Problem statement
All lines of the records below that contain the word "drones" must be listed.

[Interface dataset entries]
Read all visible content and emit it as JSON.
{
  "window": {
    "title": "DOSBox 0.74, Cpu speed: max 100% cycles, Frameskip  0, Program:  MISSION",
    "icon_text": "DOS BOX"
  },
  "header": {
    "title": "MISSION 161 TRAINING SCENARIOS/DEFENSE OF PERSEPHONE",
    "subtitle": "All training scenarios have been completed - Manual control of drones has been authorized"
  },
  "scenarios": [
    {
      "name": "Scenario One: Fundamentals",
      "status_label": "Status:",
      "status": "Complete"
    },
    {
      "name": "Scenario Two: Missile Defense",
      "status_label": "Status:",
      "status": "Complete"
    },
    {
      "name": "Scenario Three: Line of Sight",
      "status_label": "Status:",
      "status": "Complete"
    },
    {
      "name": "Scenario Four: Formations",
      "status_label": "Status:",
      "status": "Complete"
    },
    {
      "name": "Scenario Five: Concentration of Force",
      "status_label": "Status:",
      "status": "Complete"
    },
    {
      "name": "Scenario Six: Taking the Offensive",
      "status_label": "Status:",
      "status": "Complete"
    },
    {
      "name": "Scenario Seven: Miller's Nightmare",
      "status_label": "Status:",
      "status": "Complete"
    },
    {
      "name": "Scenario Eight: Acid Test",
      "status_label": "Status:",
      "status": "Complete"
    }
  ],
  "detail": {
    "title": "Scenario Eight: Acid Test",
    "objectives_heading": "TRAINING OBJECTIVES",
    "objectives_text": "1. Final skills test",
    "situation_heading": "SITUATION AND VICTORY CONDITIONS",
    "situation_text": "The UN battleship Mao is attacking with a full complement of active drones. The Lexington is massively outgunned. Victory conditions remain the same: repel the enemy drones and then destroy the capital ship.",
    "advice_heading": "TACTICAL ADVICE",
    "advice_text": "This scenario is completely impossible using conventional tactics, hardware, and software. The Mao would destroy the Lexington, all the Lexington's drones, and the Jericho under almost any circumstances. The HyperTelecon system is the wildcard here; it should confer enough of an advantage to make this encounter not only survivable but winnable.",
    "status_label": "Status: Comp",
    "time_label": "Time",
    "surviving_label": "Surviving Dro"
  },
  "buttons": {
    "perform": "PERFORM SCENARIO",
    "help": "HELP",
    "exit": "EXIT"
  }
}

Your response
    "subtitle": "All training scenarios have been completed - Manual control of drones has been authorized"
    "situation_text": "The UN battleship Mao is attacking with a full complement of active drones. The Lexington is massively outgunned. Victory conditions remain the same: repel the enemy drones and then destroy the capital ship.",
    "advice_text": "This scenario is completely impossible using conventional tactics, hardware, and software. The Mao would destroy the Lexington, all the Lexington's drones, and the Jericho under almost any circumstances. The HyperTelecon system is the wildcard here; it should confer enough of an advantage to make this encounter not only survivable but winnable.",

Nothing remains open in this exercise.